‘Public health impacts all of us, in every corner of the globe, every day of our lives-not only our healthy and safety, but also how we live, what we wear, what we eat, what happens to our environment and the stewardship of our planet.’
Here are a few objects that have shaped Public Health in either a positive or negative way:
Full Article: https://www.globalhealthnow.org/100-objects
Inventors began developing the concept of car airbags as early as the 1940s. But the first models didn’t deploy fast enough, and it was hard to get buy-in from automakers.

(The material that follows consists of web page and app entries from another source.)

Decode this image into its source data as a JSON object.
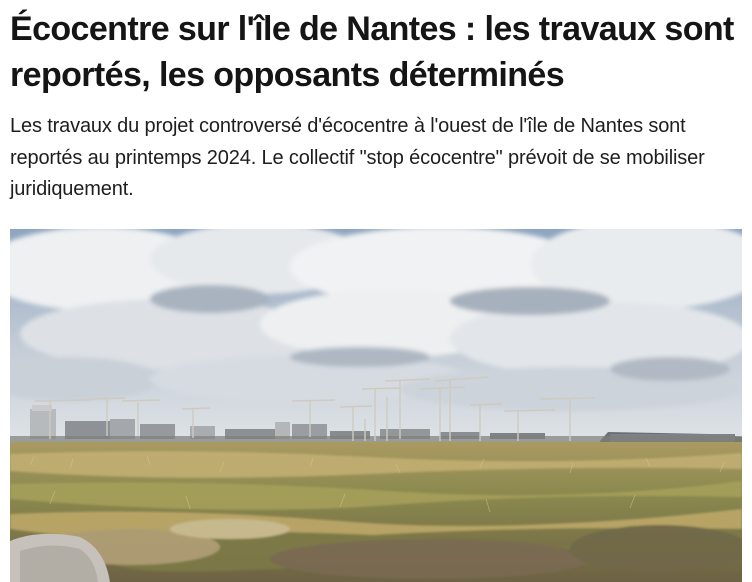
{
  "article": {
    "headline": "Écocentre sur l'île de Nantes : les travaux sont reportés, les opposants déterminés",
    "lede": "Les travaux du projet controversé d'écocentre à l'ouest de l'île de Nantes sont reportés au printemps 2024. Le collectif \"stop écocentre\" prévoit de se mobiliser juridiquement."
  },
  "photo": {
    "subject": "construction-cranes-over-wasteland-photo",
    "colors": {
      "sky_top": "#8fa6c2",
      "sky_bottom": "#d7dde3",
      "cloud": "#eef0f2",
      "cloud_shadow": "#a9b2bd",
      "field_dry": "#b8a56a",
      "field_green": "#6f7440",
      "ground": "#8a7c5e",
      "crane": "#d9d4c8",
      "building": "#9a9ea4"
    }
  }
}
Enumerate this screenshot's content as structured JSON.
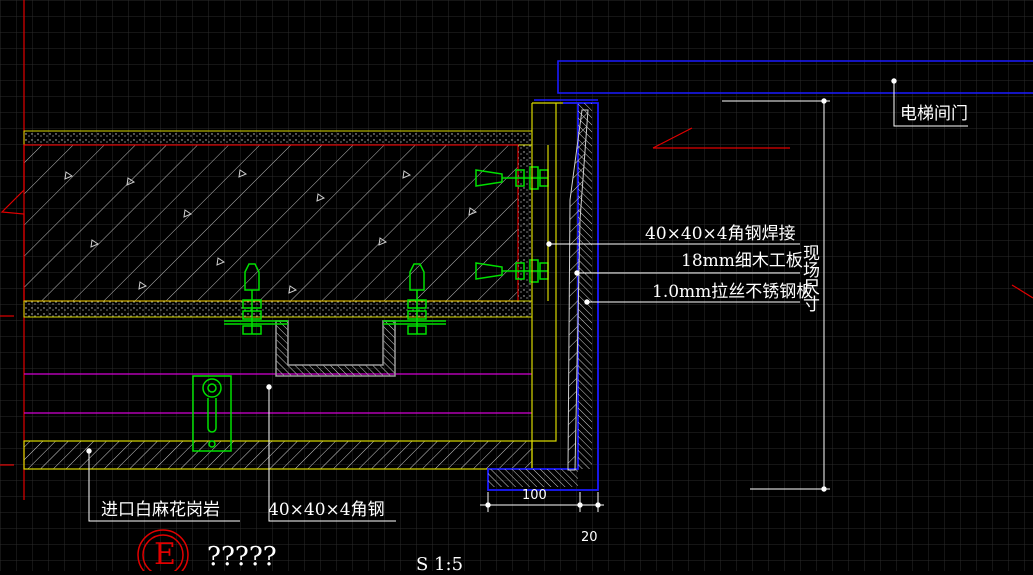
{
  "annotations": {
    "elevator_door": "电梯间门",
    "angle_steel_weld": "40×40×4角钢焊接",
    "plywood": "18mm细木工板",
    "stainless_plate": "1.0mm拉丝不锈钢板",
    "vertical_dim_text": "现场尺寸",
    "granite": "进口白麻花岗岩",
    "angle_steel": "40×40×4角钢"
  },
  "dimensions": {
    "width_100": "100",
    "width_20": "20"
  },
  "title_block": {
    "symbol_letter": "E",
    "title": "?????",
    "scale": "S 1:5"
  },
  "colors": {
    "background": "#000000",
    "grid": "#2b2b2b",
    "yellow": "#d8d800",
    "magenta": "#d400d4",
    "red": "#e00000",
    "blue": "#1a1aff",
    "green": "#00e000",
    "white": "#ffffff",
    "grey": "#9a9a9a"
  }
}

It would take another 30 years for companies such as Ford and General Motors to offer airbags in some of their models. As awareness of the benefits of automobile safety measures such as seat belts grew over the years that followed, the airbag finally had its moment. By 1998, all cars and light trucks sold in the U.S were required to have driver- and passenger-side front-seat airbags.
They’re lifesavers. According to the National Highway Traffic Safety Administration, in the United States frontal airbags saved 25,782 lives between 1987 and 2008. Automobile safety experts agree that airbags alone cannot replace seat belts: 61 percent more injuries and fatalities could have been prevented if passengers had been protected by both a seat belt and an airbag, as compared to crash victims not protected by either.
Perhaps the most iconic of processed foods, American cheese for some people represents everything wrong with the way we eat today: too many additives, hidden sodium, bland flavor and suspicious color.
Food processing was actually developed to make food safer. Milk is pasteurized to kill harmful organisms, and canning and freezing foods such as meats, fruits and vegetables helps them last longer. But the food industry has taken processing well beyond these early origins. Often, to extend a food’s shelf life, manufacturers increase fats, sugars, and salt and add in chemical flavorings, emulsifiers, and other additives — taking foods that could have been healthy and making them much less so.
According to a 2016 study, more than half of calories in the average American diet comes from so-called ultra-processed foods, everything from instant noodles to cold cuts to cake made from a mix. Because many processed foods are thought to lead to overeating and can contain “hidden” sugars, nutritionists fear they are contributing to the U.S. epidemics of obesity and diabetes and to other serious health problems.
Born directly out of a public health effort, the handy fly swatter exemplifies a low-cost, chemical-free answer to the spread of disease. At the turn of the 20th century, before the creation of modern vaccines, Kansas Secretary of Health and public health reformer Samuel J. Crumbine campaigned against flies, which can carry deadly diseases such as typhoid fever, cholera and other infections. Crumbine urged people to screen their windows and swat flies dead. In concert with Crumbine’s anti-fly campaign, a Kansas Boy Scout troop nailed spare pieces of window screen to yardsticks. The contraptions became the first fly swatters, soon handed out for free at the Kansas State Fair, county fairs and parades all over the state.